» TASK INSTRUCTIONS
Would you give the listing back word for word once its pictures are removed?

» DATA IN THIS EXERCISE
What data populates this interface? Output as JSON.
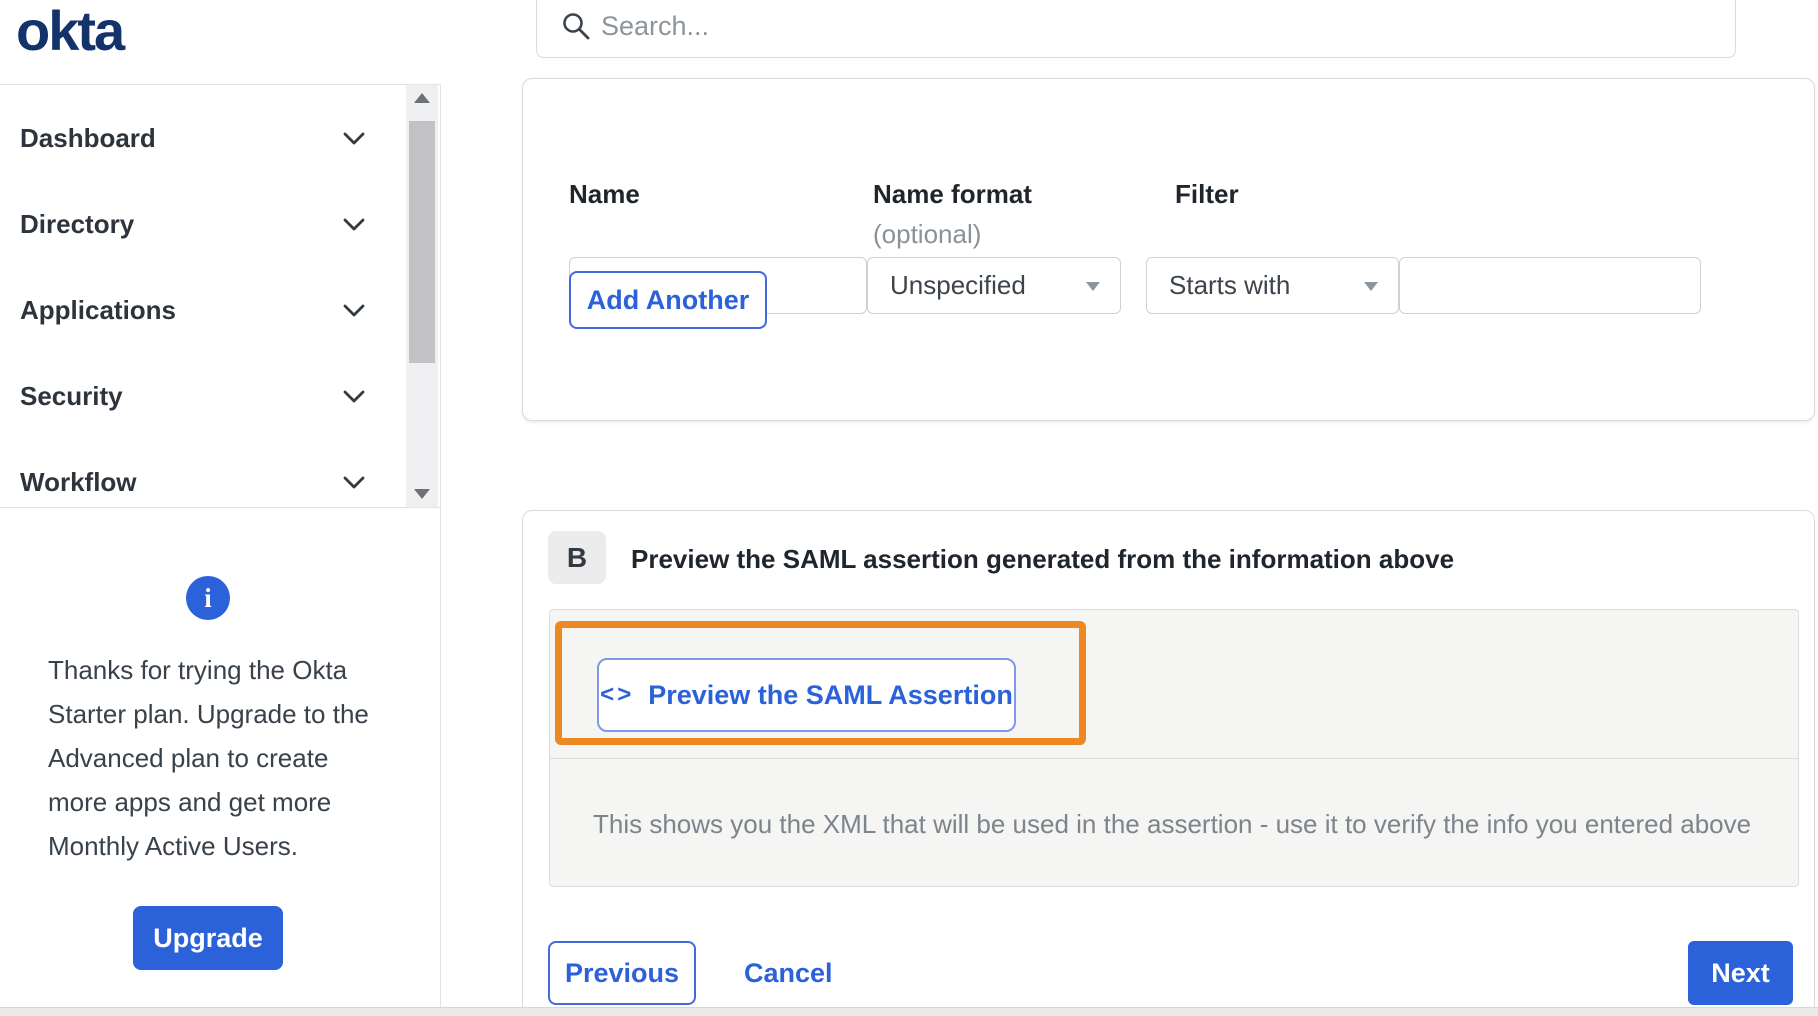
{
  "window": {
    "brand": "okta"
  },
  "search": {
    "placeholder": "Search...",
    "value": ""
  },
  "sidebar": {
    "items": [
      {
        "label": "Dashboard"
      },
      {
        "label": "Directory"
      },
      {
        "label": "Applications"
      },
      {
        "label": "Security"
      },
      {
        "label": "Workflow"
      }
    ],
    "upsell": {
      "message": "Thanks for trying the Okta Starter plan. Upgrade to the Advanced plan to create more apps and get more Monthly Active Users.",
      "button_label": "Upgrade"
    }
  },
  "attribute_form": {
    "headers": {
      "name": "Name",
      "name_format": "Name format",
      "name_format_note": "(optional)",
      "filter": "Filter"
    },
    "name_value": "",
    "name_format_selected": "Unspecified",
    "filter_operator_selected": "Starts with",
    "filter_value": "",
    "add_another_label": "Add Another"
  },
  "preview_section": {
    "badge": "B",
    "title": "Preview the SAML assertion generated from the information above",
    "preview_button": {
      "icon": "<>",
      "label": "Preview the SAML Assertion"
    },
    "description": "This shows you the XML that will be used in the assertion - use it to verify the info you entered above"
  },
  "footer": {
    "previous": "Previous",
    "cancel": "Cancel",
    "next": "Next"
  },
  "colors": {
    "accent_blue": "#2b61d9",
    "logo_navy": "#14336b",
    "annotation_orange": "#ee8822",
    "panel_gray": "#f5f5f3"
  }
}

» TASK ANSWER
What data populates this interface? Output as JSON.
{
  "window": {
    "brand": "okta"
  },
  "search": {
    "placeholder": "Search...",
    "value": ""
  },
  "sidebar": {
    "items": [
      {
        "label": "Dashboard"
      },
      {
        "label": "Directory"
      },
      {
        "label": "Applications"
      },
      {
        "label": "Security"
      },
      {
        "label": "Workflow"
      }
    ],
    "upsell": {
      "message": "Thanks for trying the Okta Starter plan. Upgrade to the Advanced plan to create more apps and get more Monthly Active Users.",
      "button_label": "Upgrade"
    }
  },
  "attribute_form": {
    "headers": {
      "name": "Name",
      "name_format": "Name format",
      "name_format_note": "(optional)",
      "filter": "Filter"
    },
    "name_value": "",
    "name_format_selected": "Unspecified",
    "filter_operator_selected": "Starts with",
    "filter_value": "",
    "add_another_label": "Add Another"
  },
  "preview_section": {
    "badge": "B",
    "title": "Preview the SAML assertion generated from the information above",
    "preview_button": {
      "icon": "<>",
      "label": "Preview the SAML Assertion"
    },
    "description": "This shows you the XML that will be used in the assertion - use it to verify the info you entered above"
  },
  "footer": {
    "previous": "Previous",
    "cancel": "Cancel",
    "next": "Next"
  },
  "colors": {
    "accent_blue": "#2b61d9",
    "logo_navy": "#14336b",
    "annotation_orange": "#ee8822",
    "panel_gray": "#f5f5f3"
  }
}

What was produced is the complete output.